Data to use:
*** Block opens ***

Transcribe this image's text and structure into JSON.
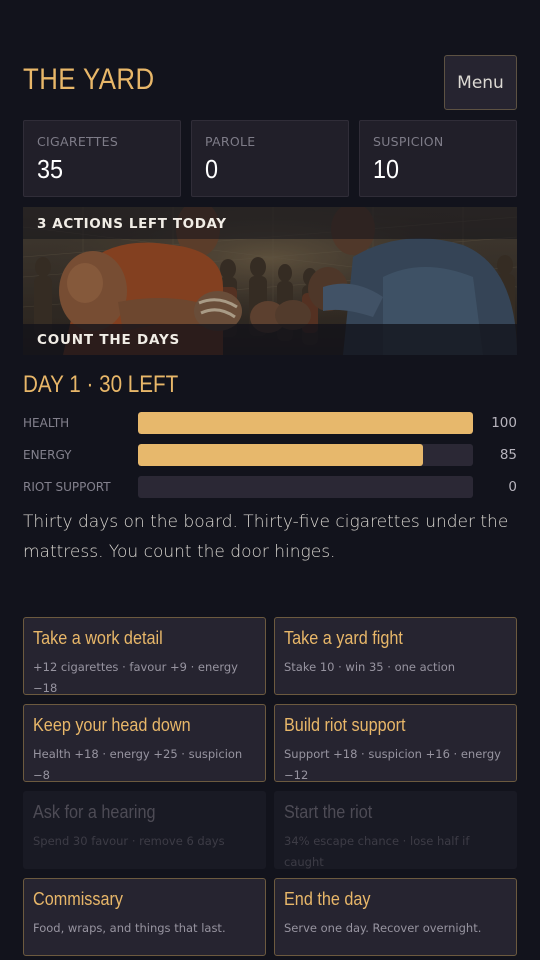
{
  "header": {
    "title": "THE YARD",
    "menu_label": "Menu"
  },
  "stats": [
    {
      "label": "CIGARETTES",
      "value": "35"
    },
    {
      "label": "PAROLE",
      "value": "0"
    },
    {
      "label": "SUSPICION",
      "value": "10"
    }
  ],
  "banner": {
    "top_text": "3 ACTIONS LEFT TODAY",
    "bottom_text": "COUNT THE DAYS"
  },
  "day": {
    "title": "DAY 1 · 30 LEFT"
  },
  "bars": [
    {
      "label": "HEALTH",
      "value": "100",
      "fill": 1.0
    },
    {
      "label": "ENERGY",
      "value": "85",
      "fill": 0.85
    },
    {
      "label": "RIOT SUPPORT",
      "value": "0",
      "fill": 0.0
    }
  ],
  "narrative": "Thirty days on the board. Thirty-five cigarettes under the mattress. You count the door hinges.",
  "actions": [
    {
      "title": "Take a work detail",
      "desc": "+12 cigarettes · favour +9 · energy −18",
      "enabled": true
    },
    {
      "title": "Take a yard fight",
      "desc": "Stake 10 · win 35 · one action",
      "enabled": true
    },
    {
      "title": "Keep your head down",
      "desc": "Health +18 · energy +25 · suspicion −8",
      "enabled": true
    },
    {
      "title": "Build riot support",
      "desc": "Support +18 · suspicion +16 · energy −12",
      "enabled": true
    },
    {
      "title": "Ask for a hearing",
      "desc": "Spend 30 favour · remove 6 days",
      "enabled": false
    },
    {
      "title": "Start the riot",
      "desc": "34% escape chance · lose half if caught",
      "enabled": false
    },
    {
      "title": "Commissary",
      "desc": "Food, wraps, and things that last.",
      "enabled": true
    },
    {
      "title": "End the day",
      "desc": "Serve one day. Recover overnight.",
      "enabled": true
    }
  ],
  "colors": {
    "accent": "#e8b769",
    "background": "#12131c",
    "card": "#262430",
    "border": "#6c5a3f"
  }
}
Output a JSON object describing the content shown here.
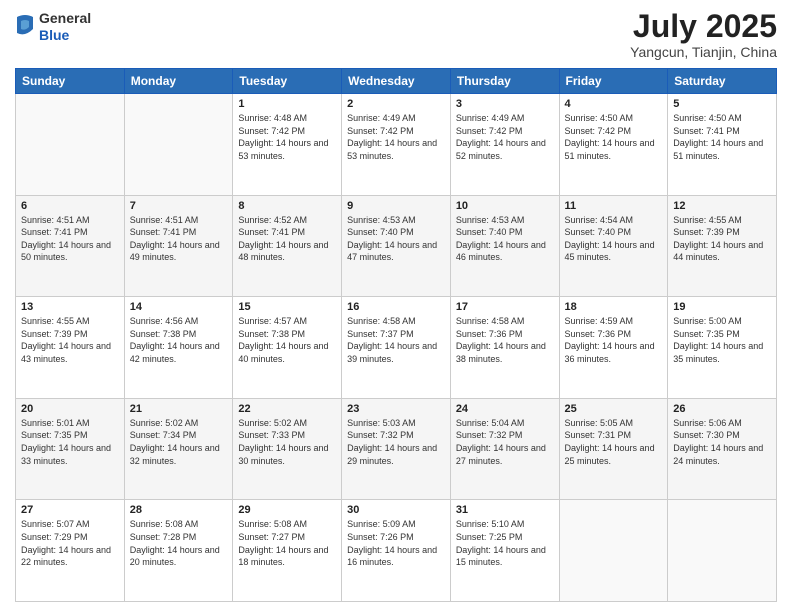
{
  "header": {
    "logo_general": "General",
    "logo_blue": "Blue",
    "month": "July 2025",
    "location": "Yangcun, Tianjin, China"
  },
  "days_of_week": [
    "Sunday",
    "Monday",
    "Tuesday",
    "Wednesday",
    "Thursday",
    "Friday",
    "Saturday"
  ],
  "weeks": [
    [
      {
        "day": "",
        "info": ""
      },
      {
        "day": "",
        "info": ""
      },
      {
        "day": "1",
        "info": "Sunrise: 4:48 AM\nSunset: 7:42 PM\nDaylight: 14 hours and 53 minutes."
      },
      {
        "day": "2",
        "info": "Sunrise: 4:49 AM\nSunset: 7:42 PM\nDaylight: 14 hours and 53 minutes."
      },
      {
        "day": "3",
        "info": "Sunrise: 4:49 AM\nSunset: 7:42 PM\nDaylight: 14 hours and 52 minutes."
      },
      {
        "day": "4",
        "info": "Sunrise: 4:50 AM\nSunset: 7:42 PM\nDaylight: 14 hours and 51 minutes."
      },
      {
        "day": "5",
        "info": "Sunrise: 4:50 AM\nSunset: 7:41 PM\nDaylight: 14 hours and 51 minutes."
      }
    ],
    [
      {
        "day": "6",
        "info": "Sunrise: 4:51 AM\nSunset: 7:41 PM\nDaylight: 14 hours and 50 minutes."
      },
      {
        "day": "7",
        "info": "Sunrise: 4:51 AM\nSunset: 7:41 PM\nDaylight: 14 hours and 49 minutes."
      },
      {
        "day": "8",
        "info": "Sunrise: 4:52 AM\nSunset: 7:41 PM\nDaylight: 14 hours and 48 minutes."
      },
      {
        "day": "9",
        "info": "Sunrise: 4:53 AM\nSunset: 7:40 PM\nDaylight: 14 hours and 47 minutes."
      },
      {
        "day": "10",
        "info": "Sunrise: 4:53 AM\nSunset: 7:40 PM\nDaylight: 14 hours and 46 minutes."
      },
      {
        "day": "11",
        "info": "Sunrise: 4:54 AM\nSunset: 7:40 PM\nDaylight: 14 hours and 45 minutes."
      },
      {
        "day": "12",
        "info": "Sunrise: 4:55 AM\nSunset: 7:39 PM\nDaylight: 14 hours and 44 minutes."
      }
    ],
    [
      {
        "day": "13",
        "info": "Sunrise: 4:55 AM\nSunset: 7:39 PM\nDaylight: 14 hours and 43 minutes."
      },
      {
        "day": "14",
        "info": "Sunrise: 4:56 AM\nSunset: 7:38 PM\nDaylight: 14 hours and 42 minutes."
      },
      {
        "day": "15",
        "info": "Sunrise: 4:57 AM\nSunset: 7:38 PM\nDaylight: 14 hours and 40 minutes."
      },
      {
        "day": "16",
        "info": "Sunrise: 4:58 AM\nSunset: 7:37 PM\nDaylight: 14 hours and 39 minutes."
      },
      {
        "day": "17",
        "info": "Sunrise: 4:58 AM\nSunset: 7:36 PM\nDaylight: 14 hours and 38 minutes."
      },
      {
        "day": "18",
        "info": "Sunrise: 4:59 AM\nSunset: 7:36 PM\nDaylight: 14 hours and 36 minutes."
      },
      {
        "day": "19",
        "info": "Sunrise: 5:00 AM\nSunset: 7:35 PM\nDaylight: 14 hours and 35 minutes."
      }
    ],
    [
      {
        "day": "20",
        "info": "Sunrise: 5:01 AM\nSunset: 7:35 PM\nDaylight: 14 hours and 33 minutes."
      },
      {
        "day": "21",
        "info": "Sunrise: 5:02 AM\nSunset: 7:34 PM\nDaylight: 14 hours and 32 minutes."
      },
      {
        "day": "22",
        "info": "Sunrise: 5:02 AM\nSunset: 7:33 PM\nDaylight: 14 hours and 30 minutes."
      },
      {
        "day": "23",
        "info": "Sunrise: 5:03 AM\nSunset: 7:32 PM\nDaylight: 14 hours and 29 minutes."
      },
      {
        "day": "24",
        "info": "Sunrise: 5:04 AM\nSunset: 7:32 PM\nDaylight: 14 hours and 27 minutes."
      },
      {
        "day": "25",
        "info": "Sunrise: 5:05 AM\nSunset: 7:31 PM\nDaylight: 14 hours and 25 minutes."
      },
      {
        "day": "26",
        "info": "Sunrise: 5:06 AM\nSunset: 7:30 PM\nDaylight: 14 hours and 24 minutes."
      }
    ],
    [
      {
        "day": "27",
        "info": "Sunrise: 5:07 AM\nSunset: 7:29 PM\nDaylight: 14 hours and 22 minutes."
      },
      {
        "day": "28",
        "info": "Sunrise: 5:08 AM\nSunset: 7:28 PM\nDaylight: 14 hours and 20 minutes."
      },
      {
        "day": "29",
        "info": "Sunrise: 5:08 AM\nSunset: 7:27 PM\nDaylight: 14 hours and 18 minutes."
      },
      {
        "day": "30",
        "info": "Sunrise: 5:09 AM\nSunset: 7:26 PM\nDaylight: 14 hours and 16 minutes."
      },
      {
        "day": "31",
        "info": "Sunrise: 5:10 AM\nSunset: 7:25 PM\nDaylight: 14 hours and 15 minutes."
      },
      {
        "day": "",
        "info": ""
      },
      {
        "day": "",
        "info": ""
      }
    ]
  ]
}
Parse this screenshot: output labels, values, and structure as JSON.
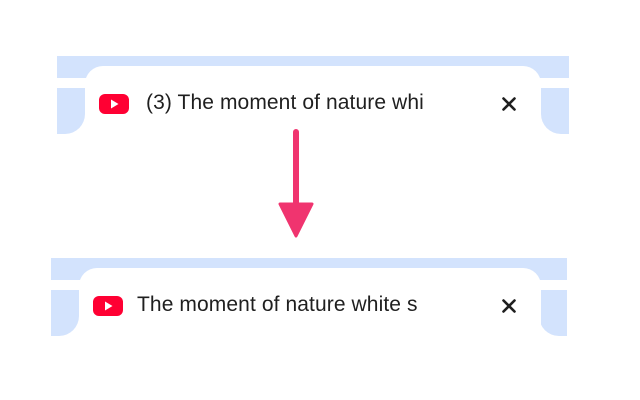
{
  "tab_before": {
    "title": "(3) The moment of nature whi",
    "favicon_icon": "youtube-icon",
    "close_icon": "close-icon"
  },
  "tab_after": {
    "title": "The moment of nature white s",
    "favicon_icon": "youtube-icon",
    "close_icon": "close-icon"
  },
  "arrow": {
    "icon": "arrow-down-icon",
    "color": "#f0346f"
  },
  "colors": {
    "tab_strip": "#d3e3fd",
    "tab": "#ffffff",
    "youtube_red": "#ff0033",
    "text": "#1f1f1f"
  }
}
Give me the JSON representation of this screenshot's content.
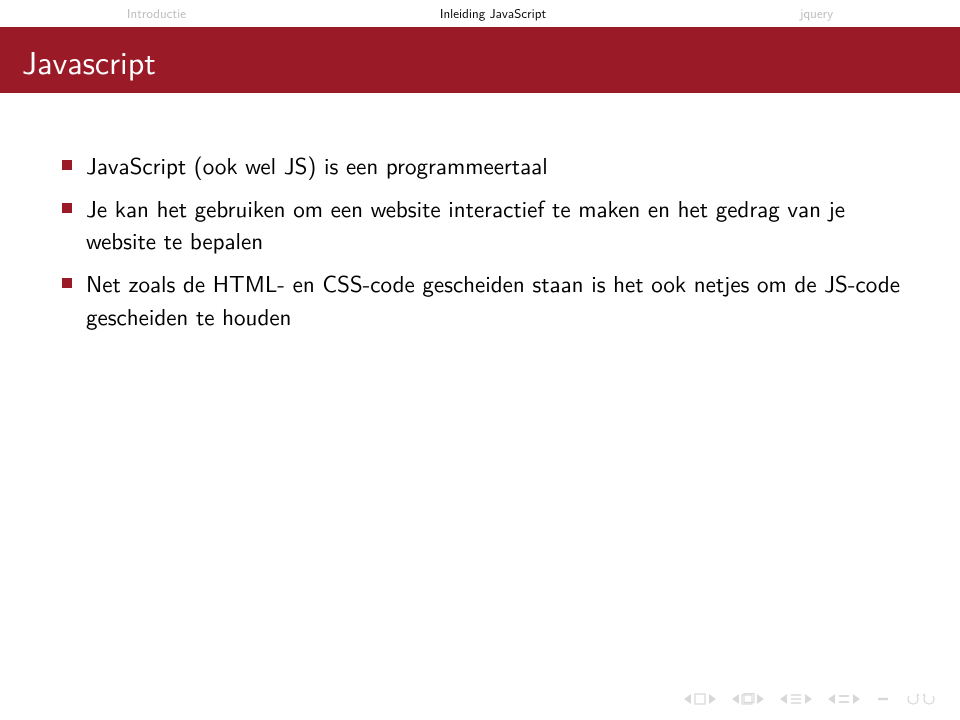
{
  "nav": {
    "items": [
      {
        "label": "Introductie",
        "active": false
      },
      {
        "label": "Inleiding JavaScript",
        "active": true
      },
      {
        "label": "jquery",
        "active": false
      }
    ]
  },
  "title": "Javascript",
  "bullets": [
    "JavaScript (ook wel JS) is een programmeertaal",
    "Je kan het gebruiken om een website interactief te maken en het gedrag van je website te bepalen",
    "Net zoals de HTML- en CSS-code gescheiden staan is het ook netjes om de JS-code gescheiden te houden"
  ]
}
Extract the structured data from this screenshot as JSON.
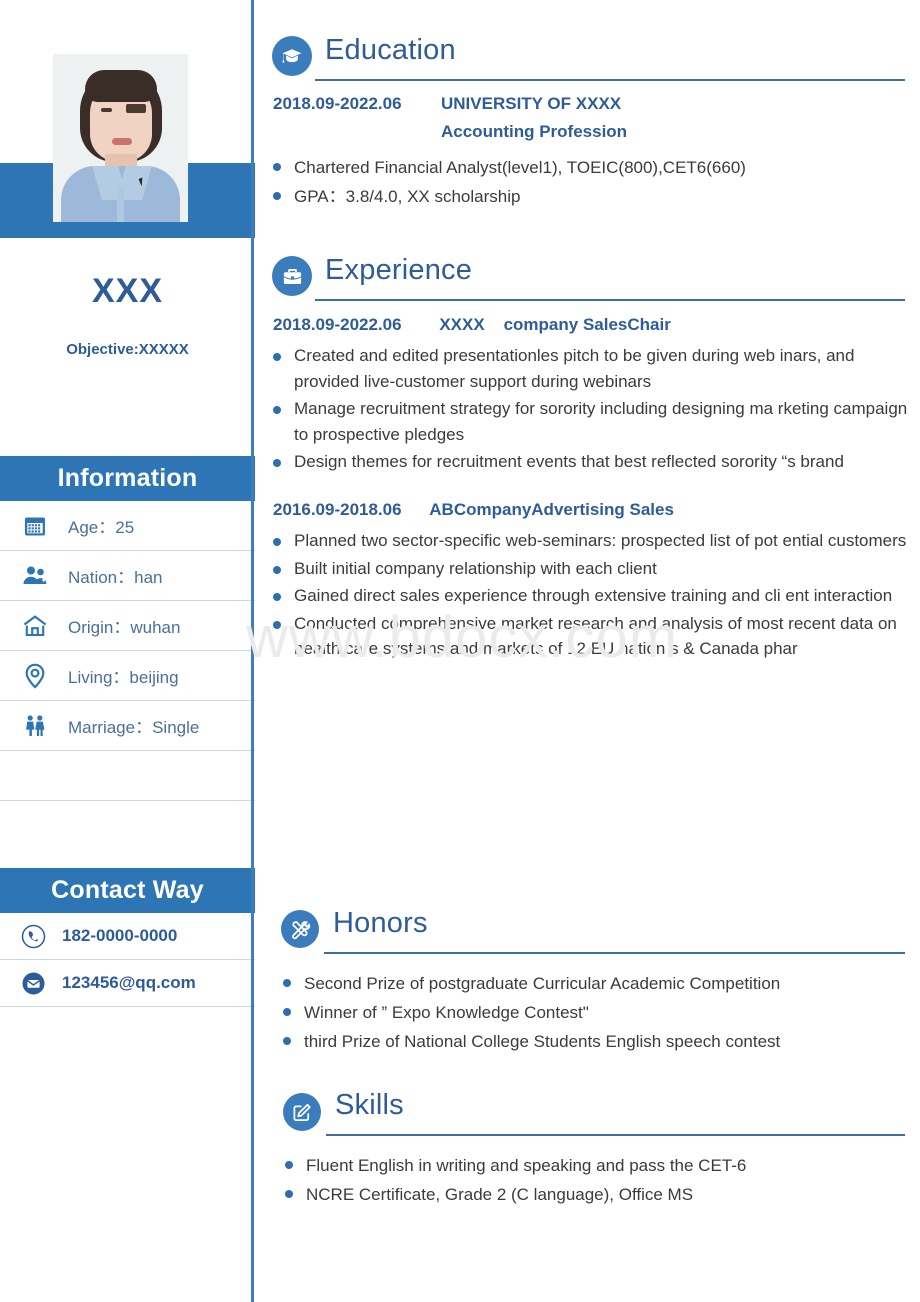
{
  "theme": {
    "accent_blue": "#2E75B5",
    "deep_blue": "#2E5C9A",
    "bullet_blue": "#2E6EAF",
    "rule_blue": "#3C6FA8",
    "body_text": "#3b3b3b"
  },
  "watermark": {
    "text": "www.bdocx.com"
  },
  "sidebar": {
    "name": "XXX",
    "objective": "Objective:XXXXX",
    "photo_alt": "profile-photo",
    "information": {
      "heading": "Information",
      "rows": [
        {
          "icon": "calendar-icon",
          "text": "Age：25"
        },
        {
          "icon": "people-icon",
          "text": "Nation：han"
        },
        {
          "icon": "home-icon",
          "text": "Origin：wuhan"
        },
        {
          "icon": "location-icon",
          "text": "Living：beijing"
        },
        {
          "icon": "couple-icon",
          "text": "Marriage：Single"
        }
      ]
    },
    "contact": {
      "heading": "Contact Way",
      "rows": [
        {
          "icon": "phone-icon",
          "text": "182-0000-0000"
        },
        {
          "icon": "mail-icon",
          "text": "123456@qq.com"
        }
      ]
    }
  },
  "main": {
    "education": {
      "title": "Education",
      "icon": "graduation-cap-icon",
      "dates": "2018.09-2022.06",
      "school": "UNIVERSITY OF XXXX",
      "major": "Accounting Profession",
      "bullets": [
        "Chartered Financial Analyst(level1), TOEIC(800),CET6(660)",
        "GPA：3.8/4.0, XX scholarship"
      ]
    },
    "experience": {
      "title": "Experience",
      "icon": "briefcase-icon",
      "entries": [
        {
          "header": "2018.09-2022.06        XXXX    company SalesChair",
          "bullets": [
            "Created and edited presentationles pitch to be given during web inars, and provided live-customer support during webinars",
            "Manage recruitment strategy for sorority including designing ma rketing campaign to prospective pledges",
            "Design themes for recruitment events that best reflected sorority “s brand"
          ]
        },
        {
          "header": "2016.09-2018.06      ABCompanyAdvertising Sales",
          "bullets": [
            "Planned two sector-specific web-seminars: prospected list of pot ential customers",
            "Built initial company relationship with each client",
            "Gained direct sales experience through extensive training and cli ent interaction",
            "Conducted comprehensive market research and analysis of most recent data on health care systems and markets of 12 EU nation s & Canada phar"
          ]
        }
      ]
    },
    "honors": {
      "title": "Honors",
      "icon": "tools-icon",
      "bullets": [
        "Second Prize of postgraduate Curricular Academic Competition",
        "Winner of ”  Expo Knowledge Contest\"",
        "third Prize of National College Students English speech contest"
      ]
    },
    "skills": {
      "title": "Skills",
      "icon": "pencil-edit-icon",
      "bullets": [
        "Fluent English in writing and speaking and pass the CET-6",
        "NCRE Certificate, Grade 2 (C language), Office MS"
      ]
    }
  }
}
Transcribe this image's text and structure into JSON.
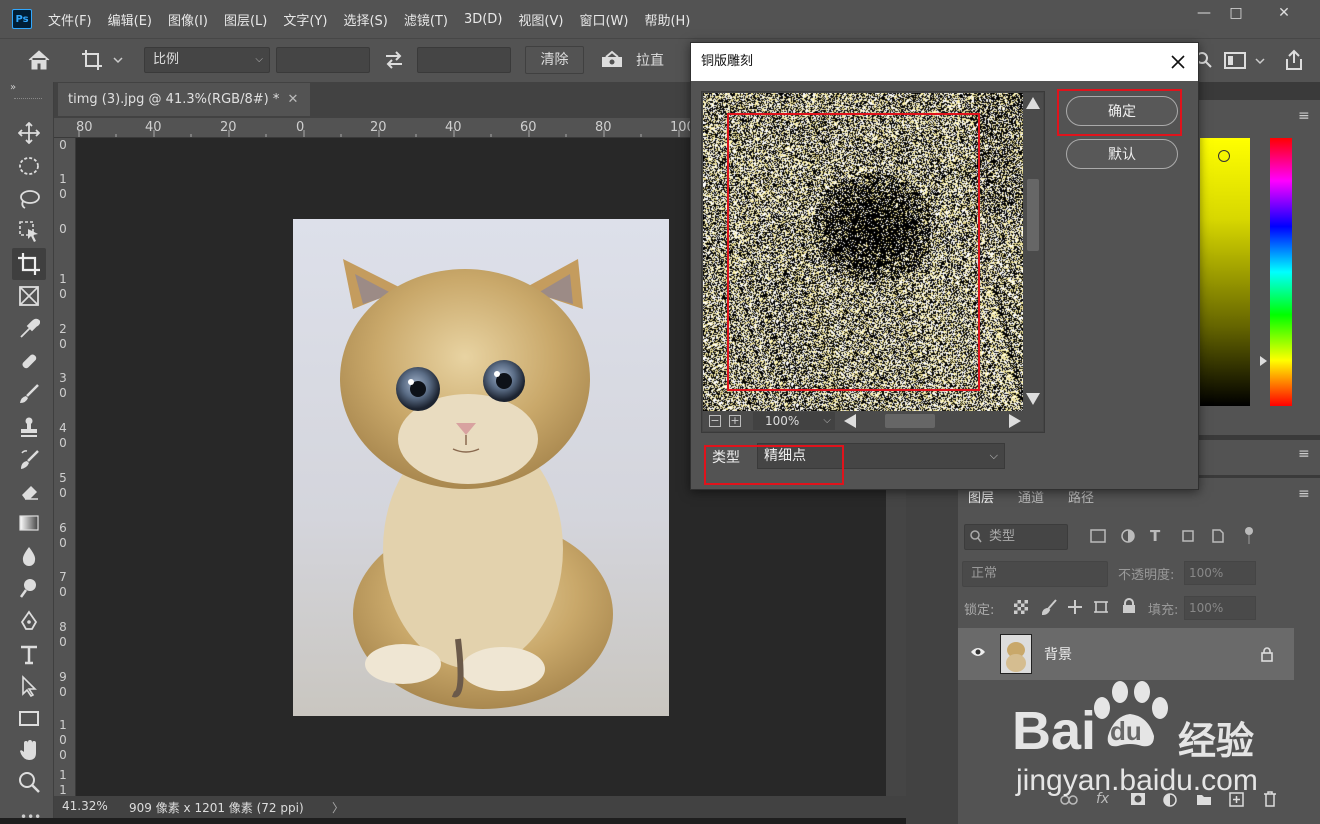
{
  "app": {
    "logo": "Ps",
    "menus": [
      "文件(F)",
      "编辑(E)",
      "图像(I)",
      "图层(L)",
      "文字(Y)",
      "选择(S)",
      "滤镜(T)",
      "3D(D)",
      "视图(V)",
      "窗口(W)",
      "帮助(H)"
    ],
    "window_buttons": [
      "—",
      "□",
      "✕"
    ]
  },
  "options_bar": {
    "ratio_label": "比例",
    "clear_label": "清除",
    "straighten_label": "拉直"
  },
  "document": {
    "tab_title": "timg (3).jpg @ 41.3%(RGB/8#) *",
    "close_glyph": "✕",
    "ruler_top_ticks": [
      "80",
      "40",
      "20",
      "0",
      "20",
      "40",
      "60",
      "80",
      "100"
    ],
    "ruler_left_ticks": [
      "0",
      "1 0",
      "0",
      "1 0",
      "2 0",
      "3 0",
      "4 0",
      "5 0",
      "6 0",
      "7 0",
      "8 0",
      "9 0",
      "1 0 0",
      "1 1"
    ],
    "zoom_status": "41.32%",
    "size_status": "909 像素 x 1201 像素 (72 ppi)",
    "status_arrow": "〉"
  },
  "dialog": {
    "title": "铜版雕刻",
    "ok_label": "确定",
    "default_label": "默认",
    "preview_zoom": "100%",
    "type_label": "类型",
    "type_value": "精细点"
  },
  "layers_panel": {
    "tabs": [
      "图层",
      "通道",
      "路径"
    ],
    "filter_kind": "类型",
    "blend_mode": "正常",
    "opacity_label": "不透明度:",
    "opacity_value": "100%",
    "lock_label": "锁定:",
    "fill_label": "填充:",
    "fill_value": "100%",
    "layer_name": "背景"
  },
  "watermark": {
    "brand": "Bai",
    "brand_suffix": "经验",
    "url": "jingyan.baidu.com"
  },
  "colors": {
    "accent_red": "#e0131c",
    "panel": "#535353",
    "canvas": "#282828"
  }
}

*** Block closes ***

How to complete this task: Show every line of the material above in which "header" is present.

Reply to the exercise:
  "header": {
  "header": {
          "header": "2018.09-2022.06        XXXX    company SalesChair",
          "header": "2016.09-2018.06      ABCompanyAdvertising Sales",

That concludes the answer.